Posted at 11:21 PM, Oct 11, 2021
and last updated 2021-10-11 23:21:39-04

DETROIT (WXYZ) — According to a report released Monday by economists at the University of Michigan, Wayne County is well on its way to a full economic recovery from COVID-19.

But at the moment, downtown Detroit businesses say it's still a struggle.

Restaurants like Brass Rail are currently not seeing the traffic they'd hope to see on an 80 degree fall day. Downtown offices still remain mostly empty, leaving downtown streets feeling the same.

"There's no foot traffic right now at 5 o'clock. These should be bustling streets right now,” said Kevin Weathers, Bar Manager at the Brass Rail in Downtown Detroit. "People need to come back and move back downtown. A lot of people moved out during the pandemic. We need these apartments full, we need these bars full.”

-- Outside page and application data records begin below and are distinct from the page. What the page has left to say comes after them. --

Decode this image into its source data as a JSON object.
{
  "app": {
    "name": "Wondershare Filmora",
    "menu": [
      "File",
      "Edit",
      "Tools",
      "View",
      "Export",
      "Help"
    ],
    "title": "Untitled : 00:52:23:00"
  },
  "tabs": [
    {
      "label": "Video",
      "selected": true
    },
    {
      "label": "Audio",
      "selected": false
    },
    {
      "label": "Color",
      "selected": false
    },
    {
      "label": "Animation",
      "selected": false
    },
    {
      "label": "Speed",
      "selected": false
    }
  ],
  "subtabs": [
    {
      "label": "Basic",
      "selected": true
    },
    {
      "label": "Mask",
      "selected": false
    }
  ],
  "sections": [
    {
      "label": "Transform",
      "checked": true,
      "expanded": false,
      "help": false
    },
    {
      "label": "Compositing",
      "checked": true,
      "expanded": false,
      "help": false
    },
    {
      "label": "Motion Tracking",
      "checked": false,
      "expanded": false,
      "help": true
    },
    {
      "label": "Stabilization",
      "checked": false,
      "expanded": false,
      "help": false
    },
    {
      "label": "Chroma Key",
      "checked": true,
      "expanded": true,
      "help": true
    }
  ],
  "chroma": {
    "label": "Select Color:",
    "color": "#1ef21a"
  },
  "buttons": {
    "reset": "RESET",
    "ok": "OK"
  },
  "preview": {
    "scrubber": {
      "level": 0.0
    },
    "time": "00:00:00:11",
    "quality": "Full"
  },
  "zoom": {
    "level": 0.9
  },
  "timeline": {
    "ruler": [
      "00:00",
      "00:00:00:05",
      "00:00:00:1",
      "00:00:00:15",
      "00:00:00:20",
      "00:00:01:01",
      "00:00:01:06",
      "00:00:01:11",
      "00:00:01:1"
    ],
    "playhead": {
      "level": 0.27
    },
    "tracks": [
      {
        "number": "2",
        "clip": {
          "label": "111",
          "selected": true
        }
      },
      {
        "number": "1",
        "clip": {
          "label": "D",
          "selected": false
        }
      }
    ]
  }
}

Before the pandemic, downtown Detroit seemed on the fast track to an economic comeback, and despite the pandemic, economic forecasters at the University of Michigan believe that comeback remains on track.

“We remain optimistic about the recovery in Detroit and the recovery in Wayne County overall,” said Gabriel Ehlrich, an Economic Forecaster at the University of Michigan. "There are a number of high profile projects that we expect to create a large number of jobs in the City of Detroit and in Wayne County that have not been knocked off course by the pandemic.”

Ehlrich is one of the authors of a report released this week projecting a nearly complete economic recovery in Wayne County by 2023, with a current unemployment rate of just 4.5%.

Despite the low unemployment rate, restaurants like the Brass Rail say they can’t find workers and are struggling with staffing, as many workers have left the workforce.

“Anyone who comes in, we’ll give them a job. It’s just we need these bodies to come in,” Weathers said. "I think a lot of people found work outside of the restaurant industry. They're working for Amazon, FedEx, making more money and hour and not having to deal with the public and maybe being afraid of the virus.”

Ehlrich says since the low unemployment rate only counts those actively looking for work, the current rate of 4.5% is not an indicator of a thriving workforce.

“Wayne County's labor force remains more than 4% lower than it was before the pandemic, so you’ve got to really add that to the count of the unemployed in order to figure out how much ground does Wayne County's labor market really need to make up before we’re back to where we were before the pandemic,” Ehlrich said.

While restaurants struggle to hire in the short term there’s still optimism moving forward, with the hope the workforce and customers come back downtown soon.

“There's a project right next to us with 200 construction workers, there’s the Hudson site up the street, there’s constriction going on and stuff is coming back for sure,” Weathers said.

The report also projects Wayne County's economic growth will outpace the rest of the state and by 2023, unemployment will be the lowest it’s been in more than 2 decades.